Facebook announced it is suing two app developers that have used click injection on its platform in order to fraudulently generate ad revenue. Fraud experts have described that this particular case of malicious attack, and Facebook’s response, as unprecedented. Need a refresher on why this is a big deal? Here’s a primer.
OK, what is click injection?
There are tons of varieties of ad fraud, and click injection is a type used by fraudsters on apps specifically. It’s when a fraudster creates a fake app that can hijack a user’s device and create a legit-appearing ad click in order to siphon revenue from campaigns that are measured, and paid for, on a cost-per-install basis on mobile devices.
This isn’t new, so why is it coming up now?
Click fraud has been around for a couple of decades, but never before have there been examples of mobile apps designed specifically for a fraud scheme that exploits both Google’s Play Store and Facebook’s Audience Network, until this week. On July 13, Facebook sued two app developers — LionMobi in Hong Kong, and JediMobi in Singapore — that it had discovered were deploying the tactic on its platform to generate fraudulent revenue. “Facebook is signaling to the world that third parties are or have been abusing their platform,” said Augustine Fou, independent anti-fraud consultant.

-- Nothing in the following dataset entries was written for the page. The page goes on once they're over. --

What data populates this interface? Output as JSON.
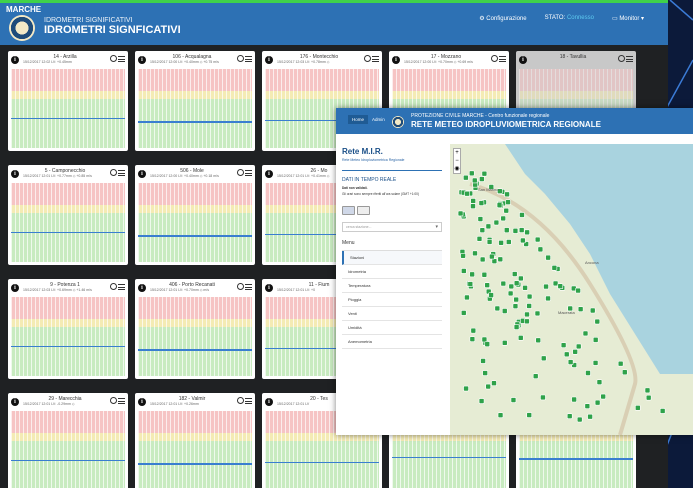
{
  "dashboard": {
    "region_label": "MARCHE",
    "subtitle": "IDROMETRI SIGNIFICATIVI",
    "title": "IDROMETRI SIGNFICATIVI",
    "nav": {
      "config": "Configurazione",
      "stato_label": "STATO:",
      "stato_value": "Connesso",
      "monitor": "Monitor ▾"
    },
    "cards": [
      {
        "title": "14 - Arzilla",
        "meta": "15/12/2017 12:02 LV: +0.45mm"
      },
      {
        "title": "106 - Acqualagna",
        "meta": "15/12/2017 12:00 LV: +0.40mm ◇ +0.75 m/s"
      },
      {
        "title": "176 - Montecchio",
        "meta": "15/12/2017 12:03 LV: +0.78mm ◇"
      },
      {
        "title": "17 - Mozzano",
        "meta": "15/12/2017 12:00 LV: +0.70mm ◇ +0.69 m/s"
      },
      {
        "title": "18 - Tavullia",
        "meta": ""
      },
      {
        "title": "5 - Camponecchio",
        "meta": "15/12/2017 12:01 LV: +0.77mm ◇ +0.85 m/s"
      },
      {
        "title": "506 - Mole",
        "meta": "15/12/2017 12:00 LV: +0.40mm ◇ +0.18 m/s"
      },
      {
        "title": "26 - Mo",
        "meta": "15/12/2017 12:01 LV: +0.41mm ◇"
      },
      {
        "title": "",
        "meta": ""
      },
      {
        "title": "",
        "meta": ""
      },
      {
        "title": "9 - Potenza 1",
        "meta": "15/12/2017 12:03 LV: +0.69mm ◇ +1.46 m/s"
      },
      {
        "title": "406 - Porto Recanati",
        "meta": "15/12/2017 12:01 LV: +0.70mm ◇ m/s"
      },
      {
        "title": "11 - Fium",
        "meta": "15/12/2017 12:01 LV: +0"
      },
      {
        "title": "",
        "meta": ""
      },
      {
        "title": "",
        "meta": ""
      },
      {
        "title": "29 - Marecchia",
        "meta": "15/12/2017 12:01 LV: -0.29mm ◇"
      },
      {
        "title": "182 - Valmir",
        "meta": "15/12/2017 12:01 LV: +0.26mm"
      },
      {
        "title": "20 - Tes",
        "meta": "15/12/2017 12:01 LV"
      },
      {
        "title": "",
        "meta": ""
      },
      {
        "title": "",
        "meta": ""
      }
    ]
  },
  "mir": {
    "tabs": [
      "Home",
      "Admin"
    ],
    "subtitle": "PROTEZIONE CIVILE MARCHE - Centro funzionale regionale",
    "title": "RETE METEO IDROPLUVIOMETRICA REGIONALE",
    "side_title": "Rete M.I.R.",
    "side_sub": "Rete Meteo Idropluviometrica Regionale",
    "realtime": "DATI IN TEMPO REALE",
    "note1": "Dati non validati.",
    "note2": "Gli orari sono sempre riferiti all'ora solare (GMT +1:00)",
    "select_placeholder": "cerca stazione...",
    "menu_header": "Menu",
    "menu_items": [
      "Stazioni",
      "Idrometria",
      "Temperatura",
      "Pioggia",
      "Venti",
      "Umidità",
      "Anemometria"
    ],
    "map_labels": [
      "San Marino",
      "Ancona",
      "Macerata"
    ]
  }
}
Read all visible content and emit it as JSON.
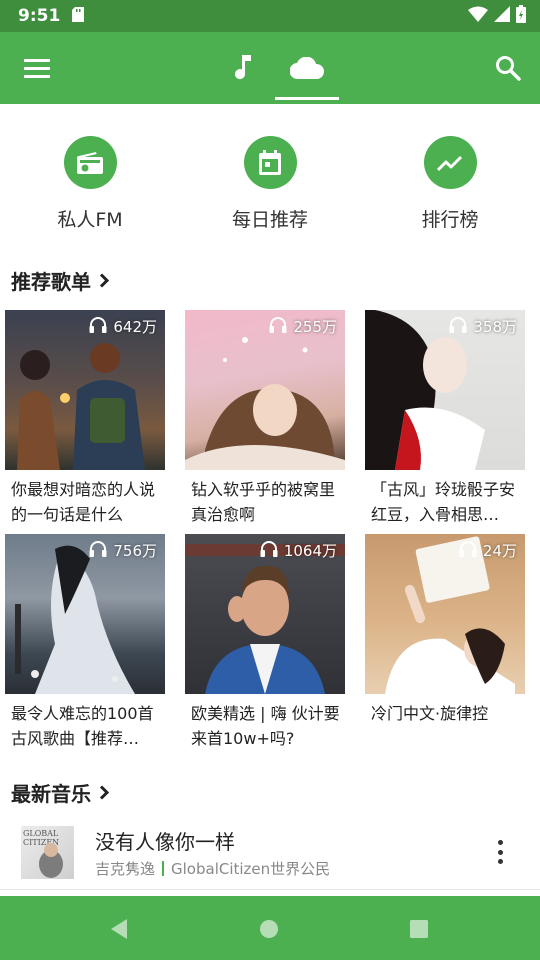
{
  "status_bar": {
    "time": "9:51"
  },
  "app_bar": {
    "icons": [
      "menu-icon",
      "music-note-icon",
      "cloud-icon",
      "search-icon"
    ],
    "active_tab": "cloud"
  },
  "quick_actions": [
    {
      "label": "私人FM",
      "icon": "radio-icon"
    },
    {
      "label": "每日推荐",
      "icon": "calendar-icon"
    },
    {
      "label": "排行榜",
      "icon": "trending-icon"
    }
  ],
  "sections": {
    "playlists_title": "推荐歌单",
    "new_music_title": "最新音乐"
  },
  "playlists": [
    {
      "count": "642万",
      "title": "你最想对暗恋的人说的一句话是什么"
    },
    {
      "count": "255万",
      "title": "钻入软乎乎的被窝里真治愈啊"
    },
    {
      "count": "358万",
      "title": "「古风」玲珑骰子安红豆，入骨相思…"
    },
    {
      "count": "756万",
      "title": "最令人难忘的100首古风歌曲【推荐…"
    },
    {
      "count": "1064万",
      "title": "欧美精选 | 嗨 伙计要来首10w+吗?"
    },
    {
      "count": "24万",
      "title": "冷门中文·旋律控"
    }
  ],
  "latest_song": {
    "cover_text": "GLOBAL CITIZEN",
    "title": "没有人像你一样",
    "artist": "吉克隽逸",
    "album": "GlobalCitizen世界公民"
  },
  "colors": {
    "primary": "#4caf50",
    "status_bar": "#3e8e3e"
  }
}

What were more common former techniques?
Previously, bad actors inserted malicious code into otherwise legitimate apps in order to register false clicks in the background, according to Mike Bittner, associate director of digital security and operations at The Media Trust. Google recently banned an app called CooTek, which featured malicious adware for instance. “Lionmobi’s and Jedimobi’s apps show malicious developers’ deepening knowledge of the various digital ad supply chains and appear to be improving their mastery of infiltrating the walled gardens,” said Bittner.

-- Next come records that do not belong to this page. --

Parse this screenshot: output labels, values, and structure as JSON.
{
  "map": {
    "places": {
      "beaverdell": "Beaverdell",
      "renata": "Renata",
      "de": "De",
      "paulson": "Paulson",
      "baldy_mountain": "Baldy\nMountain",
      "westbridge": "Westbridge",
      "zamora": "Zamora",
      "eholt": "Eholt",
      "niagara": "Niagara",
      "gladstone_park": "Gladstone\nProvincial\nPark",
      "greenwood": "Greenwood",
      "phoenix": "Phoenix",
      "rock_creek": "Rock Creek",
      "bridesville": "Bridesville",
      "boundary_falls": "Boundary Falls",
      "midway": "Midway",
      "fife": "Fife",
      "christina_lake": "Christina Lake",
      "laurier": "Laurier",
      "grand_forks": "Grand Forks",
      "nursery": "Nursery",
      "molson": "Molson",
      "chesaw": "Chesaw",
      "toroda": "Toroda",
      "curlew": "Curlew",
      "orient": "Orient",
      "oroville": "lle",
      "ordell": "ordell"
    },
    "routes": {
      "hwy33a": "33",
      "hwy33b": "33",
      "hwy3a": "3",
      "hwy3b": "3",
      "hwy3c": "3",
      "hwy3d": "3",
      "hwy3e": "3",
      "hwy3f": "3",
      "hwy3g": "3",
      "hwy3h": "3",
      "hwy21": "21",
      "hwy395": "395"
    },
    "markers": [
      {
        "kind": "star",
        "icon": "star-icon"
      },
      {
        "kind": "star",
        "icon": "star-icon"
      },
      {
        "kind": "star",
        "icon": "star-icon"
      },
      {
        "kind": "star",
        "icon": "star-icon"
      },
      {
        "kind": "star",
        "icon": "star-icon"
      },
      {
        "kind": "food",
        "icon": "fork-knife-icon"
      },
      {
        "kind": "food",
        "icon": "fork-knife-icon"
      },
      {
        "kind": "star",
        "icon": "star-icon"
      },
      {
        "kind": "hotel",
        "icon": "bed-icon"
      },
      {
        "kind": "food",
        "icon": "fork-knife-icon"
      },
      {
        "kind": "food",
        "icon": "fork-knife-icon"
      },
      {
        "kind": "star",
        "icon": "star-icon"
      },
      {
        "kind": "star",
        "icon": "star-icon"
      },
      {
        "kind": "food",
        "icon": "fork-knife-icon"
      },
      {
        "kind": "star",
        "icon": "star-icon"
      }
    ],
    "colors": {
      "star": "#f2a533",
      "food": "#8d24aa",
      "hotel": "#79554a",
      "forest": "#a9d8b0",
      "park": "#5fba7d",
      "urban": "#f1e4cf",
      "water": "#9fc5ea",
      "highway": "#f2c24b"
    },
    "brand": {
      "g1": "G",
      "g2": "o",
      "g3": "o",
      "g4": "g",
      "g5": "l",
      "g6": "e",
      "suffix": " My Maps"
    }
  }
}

So who does this hurt?
Marketers mainly. The tactic enables fraudsters to trick advertisers into thinking users have engaged with, or clicked on, their ads. The result is that those advertisers may think those channels are performing well, and so they will continue to spend or even increase their spending amount. So it mucks up the accuracy of marketers’ data, creating a real attribution headache for marketers. But like any ad fraud, it’s not good for anyone in the digital ad supply chain.
Why is it important Facebook has sued these developers?

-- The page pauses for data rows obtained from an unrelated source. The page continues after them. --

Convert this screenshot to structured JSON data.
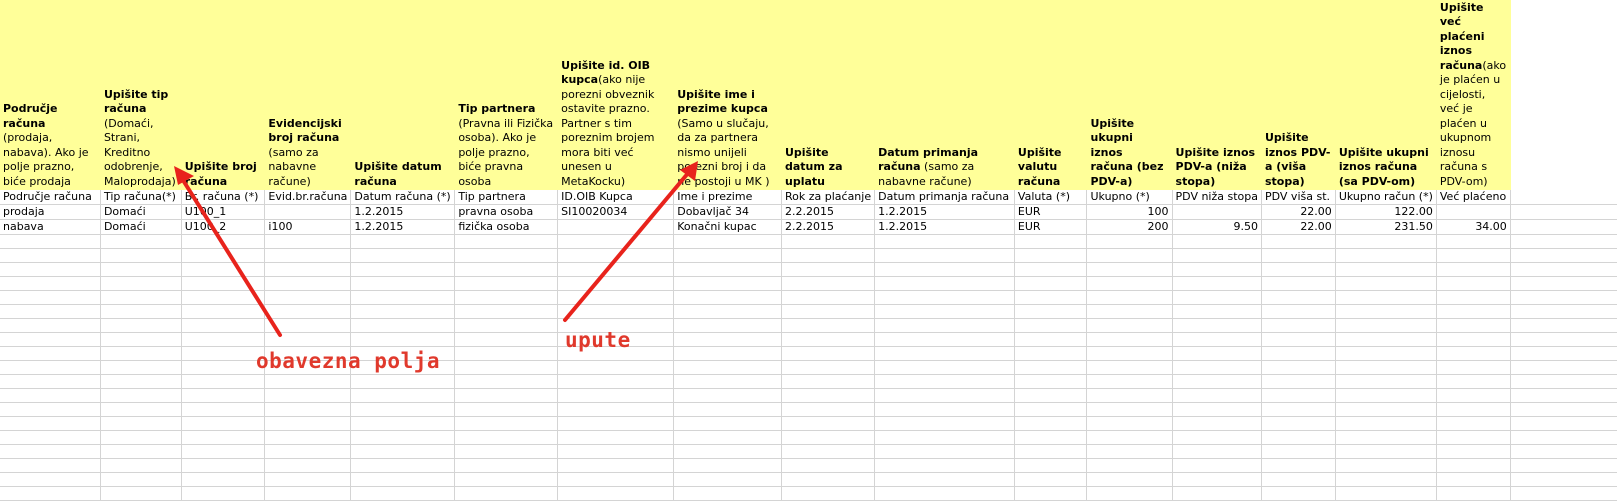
{
  "header_notes": [
    {
      "bold": "Područje računa",
      "normal": " (prodaja, nabava). Ako je polje prazno, biće prodaja"
    },
    {
      "bold": "Upišite tip računa",
      "normal": " (Domaći, Strani, Kreditno odobrenje, Maloprodaja)"
    },
    {
      "bold": "Upišite broj računa",
      "normal": ""
    },
    {
      "bold": "Evidencijski broj računa",
      "normal": " (samo za nabavne račune)"
    },
    {
      "bold": "Upišite datum računa",
      "normal": ""
    },
    {
      "bold": "Tip partnera",
      "normal": " (Pravna ili Fizička osoba). Ako je polje prazno, biće pravna osoba"
    },
    {
      "bold": "Upišite id. OIB kupca",
      "normal": "(ako nije porezni obveznik ostavite prazno. Partner s tim poreznim brojem mora biti već unesen u MetaKocku)"
    },
    {
      "bold": "Upišite ime i prezime kupca",
      "normal": " (Samo u slučaju, da za partnera nismo unijeli porezni broj i da ne postoji u MK )"
    },
    {
      "bold": "Upišite datum za uplatu",
      "normal": ""
    },
    {
      "bold": "Datum primanja računa",
      "normal": " (samo za nabavne račune)"
    },
    {
      "bold": "Upišite valutu računa",
      "normal": ""
    },
    {
      "bold": "Upišite ukupni iznos računa (bez PDV-a)",
      "normal": ""
    },
    {
      "bold": "Upišite iznos PDV-a (niža stopa)",
      "normal": ""
    },
    {
      "bold": "Upišite iznos PDV-a (viša stopa)",
      "normal": ""
    },
    {
      "bold": "Upišite ukupni iznos računa (sa PDV-om)",
      "normal": ""
    },
    {
      "bold": "Upišite već plaćeni iznos računa",
      "normal": "(ako je plaćen u cijelosti, već je plaćen u ukupnom iznosu računa s PDV-om)"
    }
  ],
  "column_labels": [
    {
      "text": "Područje računa",
      "bold": false
    },
    {
      "text": "Tip računa(*)",
      "bold": true
    },
    {
      "text": "Br. računa (*)",
      "bold": true
    },
    {
      "text": "Evid.br.računa",
      "bold": false
    },
    {
      "text": "Datum računa (*)",
      "bold": true
    },
    {
      "text": "Tip partnera",
      "bold": false
    },
    {
      "text": "ID.OIB Kupca",
      "bold": false
    },
    {
      "text": "Ime i prezime",
      "bold": false
    },
    {
      "text": "Rok za plaćanje",
      "bold": true
    },
    {
      "text": "Datum primanja računa",
      "bold": false
    },
    {
      "text": "Valuta (*)",
      "bold": true
    },
    {
      "text": "Ukupno (*)",
      "bold": true
    },
    {
      "text": "PDV niža stopa",
      "bold": false
    },
    {
      "text": "PDV viša st.",
      "bold": false
    },
    {
      "text": "Ukupno račun (*)",
      "bold": true
    },
    {
      "text": "Već plaćeno",
      "bold": false
    }
  ],
  "rows": [
    [
      "prodaja",
      "Domaći",
      "U100_1",
      "",
      "1.2.2015",
      "pravna osoba",
      "SI10020034",
      "Dobavljač 34",
      "2.2.2015",
      "1.2.2015",
      "EUR",
      "100",
      "",
      "22.00",
      "122.00",
      ""
    ],
    [
      "nabava",
      "Domaći",
      "U100_2",
      "i100",
      "1.2.2015",
      "fizička osoba",
      "",
      "Konačni kupac",
      "2.2.2015",
      "1.2.2015",
      "EUR",
      "200",
      "9.50",
      "22.00",
      "231.50",
      "34.00"
    ]
  ],
  "annotations": {
    "required_fields": "obavezna polja",
    "instructions": "upute"
  },
  "colors": {
    "header_bg": "#ffff99",
    "annotation": "#e0392c",
    "gridline": "#d4d4d4"
  }
}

Platforms including Facebook are under heaps of regulatory scrutiny, for various reasons including data privacy. After the Cambridge Analytica scandal, Facebook will likely be keen to, at least be seen to, keep its nose clean, both to consumers and data protection regulators. “It makes sense that these companies [tech platforms] will want to maintain or restore consumer and business confidence in the security and privacy of their digital ecosystems,” added Bittner. “They want to avoid the fines, the headlines, and any other issues that can hurt consumers and their business.”
Ad fraud has always been likened to a game of whack-a-mole. Is Facebook’s lawsuit likely to make much of a difference?
It could. Much of the digital ad industry infrastructure is predicated on the model where high revenues are generated from high volumes of ads delivered. Some believe that this has been what has allowed fraud to fester for years — that ad tech vendors aren’t typically incentivized to quash ad fraud because they do well from high volumes of ads running through their platforms, whether they’re legitimate or not. But Facebook’s no-tolerance stance to these two app developers this week may make a real difference. “I see the momentum building where mainstream companies are finally starting to sue fraudsters, thus making it a bit harder for fraudsters to get away with it or do fraud without a care in the world,” added Fou.